Putting Indian insurers and reinsurers in a major dilemma, New Delhi today declined to spell out its stance on a possible funding of a project linked to Beijing's ambitious USD 4 trillion One Belt One Road (OBOR) initiative by the Asian Infrastructure Investment Bank (AIIB).

"These things (loan proposals) are discussed at the board level and the final decision is taken keeping all interests and viewpoints in mind. We don't make our stand outside the boardroom," said interim Finance Minister Piyush Goyal who was in Mumbai on Sunday to attend the third Annual Meeting of the Asian Infrastructure Investment Bank (AIIB).  


The minister was replying to a specific question on the government stance if a proposal for funding to a project linked to the OBOR initiative comes up before the AIIB.


“Though projects related to the OBOR provides a huge ibusiness opportunity for us, we don't konw as yet, whether we can participate in these projects, as Indian government is not participating in the plans to develop mega infrastructure projects around the globe. We would wait a till further clarity emerges to take any decision ,'' said a state owned GIC Re official.


Though Indian insurers and reinsurers will not participate directly in insuring the projects, sometimes, they have to participate in the retrcession programme– insuring a reinsurer- of global insurers and reinsurers who would provide coverage to the OBOR projects.    
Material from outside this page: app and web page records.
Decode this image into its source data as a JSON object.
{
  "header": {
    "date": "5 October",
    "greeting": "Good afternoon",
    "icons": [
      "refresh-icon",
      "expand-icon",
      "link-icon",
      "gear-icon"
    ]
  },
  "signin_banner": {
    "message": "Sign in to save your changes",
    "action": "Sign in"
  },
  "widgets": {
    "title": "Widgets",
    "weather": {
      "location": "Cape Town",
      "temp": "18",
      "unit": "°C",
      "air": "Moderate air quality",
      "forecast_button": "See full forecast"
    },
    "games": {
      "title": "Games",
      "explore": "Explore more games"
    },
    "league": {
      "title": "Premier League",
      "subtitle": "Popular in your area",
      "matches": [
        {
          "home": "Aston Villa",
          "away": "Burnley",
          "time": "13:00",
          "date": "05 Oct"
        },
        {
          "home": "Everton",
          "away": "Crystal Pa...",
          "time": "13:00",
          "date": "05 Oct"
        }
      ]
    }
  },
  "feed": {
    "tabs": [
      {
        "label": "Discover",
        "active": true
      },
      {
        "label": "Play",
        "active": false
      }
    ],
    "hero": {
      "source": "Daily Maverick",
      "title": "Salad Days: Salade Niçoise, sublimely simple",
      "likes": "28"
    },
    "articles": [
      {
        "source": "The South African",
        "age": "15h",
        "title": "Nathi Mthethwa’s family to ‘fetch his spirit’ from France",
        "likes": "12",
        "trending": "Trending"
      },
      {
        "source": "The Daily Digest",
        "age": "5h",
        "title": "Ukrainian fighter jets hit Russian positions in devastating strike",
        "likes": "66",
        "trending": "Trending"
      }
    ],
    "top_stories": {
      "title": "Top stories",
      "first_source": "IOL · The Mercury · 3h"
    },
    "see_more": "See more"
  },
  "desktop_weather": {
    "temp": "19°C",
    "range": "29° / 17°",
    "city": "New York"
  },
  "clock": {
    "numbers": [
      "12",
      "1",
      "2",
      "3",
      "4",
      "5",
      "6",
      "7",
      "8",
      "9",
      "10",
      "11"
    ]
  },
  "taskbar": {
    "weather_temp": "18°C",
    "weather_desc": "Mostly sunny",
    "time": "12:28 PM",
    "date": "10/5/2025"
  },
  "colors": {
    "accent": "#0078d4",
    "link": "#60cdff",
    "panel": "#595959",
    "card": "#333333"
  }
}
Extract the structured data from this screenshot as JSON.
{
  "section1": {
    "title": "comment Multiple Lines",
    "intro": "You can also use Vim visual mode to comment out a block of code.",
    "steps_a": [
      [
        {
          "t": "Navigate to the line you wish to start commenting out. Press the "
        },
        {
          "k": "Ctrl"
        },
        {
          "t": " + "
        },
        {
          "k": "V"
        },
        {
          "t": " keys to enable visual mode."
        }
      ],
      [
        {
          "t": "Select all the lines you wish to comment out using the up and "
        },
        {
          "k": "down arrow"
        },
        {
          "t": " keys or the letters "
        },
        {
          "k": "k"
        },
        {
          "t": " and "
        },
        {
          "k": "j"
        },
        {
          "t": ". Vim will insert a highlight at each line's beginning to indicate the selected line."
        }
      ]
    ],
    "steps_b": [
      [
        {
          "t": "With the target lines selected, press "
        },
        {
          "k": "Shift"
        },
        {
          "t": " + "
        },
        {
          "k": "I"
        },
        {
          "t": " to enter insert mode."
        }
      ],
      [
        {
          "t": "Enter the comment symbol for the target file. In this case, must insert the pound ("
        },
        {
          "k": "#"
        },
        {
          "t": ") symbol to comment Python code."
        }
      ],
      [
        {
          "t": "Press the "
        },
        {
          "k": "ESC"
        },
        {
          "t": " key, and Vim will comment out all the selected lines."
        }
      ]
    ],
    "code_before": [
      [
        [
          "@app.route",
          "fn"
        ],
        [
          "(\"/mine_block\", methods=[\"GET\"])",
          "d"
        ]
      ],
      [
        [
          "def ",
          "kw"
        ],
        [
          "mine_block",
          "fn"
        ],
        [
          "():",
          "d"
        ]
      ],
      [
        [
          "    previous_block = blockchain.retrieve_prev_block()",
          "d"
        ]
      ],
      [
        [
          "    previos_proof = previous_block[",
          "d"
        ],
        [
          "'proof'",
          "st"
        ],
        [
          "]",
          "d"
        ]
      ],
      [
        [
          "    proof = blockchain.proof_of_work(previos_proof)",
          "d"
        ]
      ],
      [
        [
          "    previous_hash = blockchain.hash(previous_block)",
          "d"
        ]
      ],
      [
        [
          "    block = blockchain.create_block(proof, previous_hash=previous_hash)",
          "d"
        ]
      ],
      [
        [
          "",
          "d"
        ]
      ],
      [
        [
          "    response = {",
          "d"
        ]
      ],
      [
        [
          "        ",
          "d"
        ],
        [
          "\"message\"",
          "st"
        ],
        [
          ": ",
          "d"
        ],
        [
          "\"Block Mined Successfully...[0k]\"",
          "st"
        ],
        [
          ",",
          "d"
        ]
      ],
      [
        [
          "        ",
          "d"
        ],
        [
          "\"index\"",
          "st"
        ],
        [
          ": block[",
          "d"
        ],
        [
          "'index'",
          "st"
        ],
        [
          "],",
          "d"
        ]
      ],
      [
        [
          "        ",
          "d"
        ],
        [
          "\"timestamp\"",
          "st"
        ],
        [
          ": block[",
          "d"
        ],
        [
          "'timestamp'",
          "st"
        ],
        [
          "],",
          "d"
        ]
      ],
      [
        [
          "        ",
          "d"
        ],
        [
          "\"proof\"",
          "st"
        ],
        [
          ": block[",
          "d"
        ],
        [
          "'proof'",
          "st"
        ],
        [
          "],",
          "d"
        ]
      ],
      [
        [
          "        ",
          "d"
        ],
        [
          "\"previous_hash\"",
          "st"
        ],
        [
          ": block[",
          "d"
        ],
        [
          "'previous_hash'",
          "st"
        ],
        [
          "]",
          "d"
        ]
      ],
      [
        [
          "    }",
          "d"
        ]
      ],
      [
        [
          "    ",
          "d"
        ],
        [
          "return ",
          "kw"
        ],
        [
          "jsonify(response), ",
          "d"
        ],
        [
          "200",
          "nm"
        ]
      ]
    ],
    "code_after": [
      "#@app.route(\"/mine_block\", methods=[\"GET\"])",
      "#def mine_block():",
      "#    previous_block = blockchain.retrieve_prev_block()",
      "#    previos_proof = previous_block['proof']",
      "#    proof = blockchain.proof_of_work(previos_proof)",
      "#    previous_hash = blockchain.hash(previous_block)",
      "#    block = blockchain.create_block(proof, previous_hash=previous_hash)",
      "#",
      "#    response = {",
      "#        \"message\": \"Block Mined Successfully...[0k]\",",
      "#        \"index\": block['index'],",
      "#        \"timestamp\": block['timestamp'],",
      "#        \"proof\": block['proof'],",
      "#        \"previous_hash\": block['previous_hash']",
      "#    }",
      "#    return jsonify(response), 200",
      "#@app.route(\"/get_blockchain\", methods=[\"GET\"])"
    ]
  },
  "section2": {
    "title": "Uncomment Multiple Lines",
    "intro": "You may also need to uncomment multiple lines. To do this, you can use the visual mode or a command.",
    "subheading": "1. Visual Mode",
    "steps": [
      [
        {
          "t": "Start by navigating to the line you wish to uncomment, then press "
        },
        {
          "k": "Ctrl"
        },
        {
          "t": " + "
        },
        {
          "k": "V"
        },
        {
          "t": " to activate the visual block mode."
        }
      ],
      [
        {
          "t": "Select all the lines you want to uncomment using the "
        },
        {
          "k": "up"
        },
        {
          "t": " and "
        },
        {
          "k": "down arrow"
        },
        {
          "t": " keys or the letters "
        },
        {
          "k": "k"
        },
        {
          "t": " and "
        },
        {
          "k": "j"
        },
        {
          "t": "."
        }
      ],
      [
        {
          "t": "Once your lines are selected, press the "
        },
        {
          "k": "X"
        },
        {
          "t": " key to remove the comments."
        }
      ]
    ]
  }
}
So far, no project lending proposal linked to the OBOR has come up for funding before the AIIB, where China is the biggest owner with 31 per cent stake, economic affairs secretary SC Garg added.


India, the second largest shareholder of AIIB with an 8 per cent stake, has been opposed to the OBOR, which is building transcontinental roads, railways and ports.


Government is specifically concerned about the USD 57 billion China-Pakistan Economic Corridor (CPEC) that passes through the Pakistan-Occupied-Kashmir and is fully funded by Beijing under the OBOR.


Reminding that the AIIB has 86 member-countries, Garg said no one should feel that the bank "belongs to a particular country" and pointed out that there have not been any OBOR- linked projects that have come up for lending at the multilateral body.


"In a way, it might be as Chinese as the World Bank is American. We've not seen any OBOR project specifically funded by AIIB," Garg said, but adding quickly that New Delhi has an issue with the OBOR.


"The AIIB is a multilateral development bank. It is as much an Indian bank as it is a Chinese or British bank," AIIB vice-president and corporate secretary Danny Alexander told reporters.


He further said no project will be financed unless it meets the laid-down principles, which are created by all AIIB member-countries and the approval of the board is necessary for any funding.


When asked specifically if the AIIB is sympathetic to Indian concerns over the CPEC, he said, "our bank is apolitical. We don't comment on the internal affairs of any member-country, be it India or anybody else. What drives our investments is projects, and not politics." 


One Belt, One Road (OBOR) is a USD 4 trillion Chinese initiative aimed at developing integrated trade corridors across Asia, Europe, Africa and the Middle East. The initiative will see China expand domestic and overseas investment in transport, as well as the associated energy, power and industrial infrastructure required to strengthen trade links.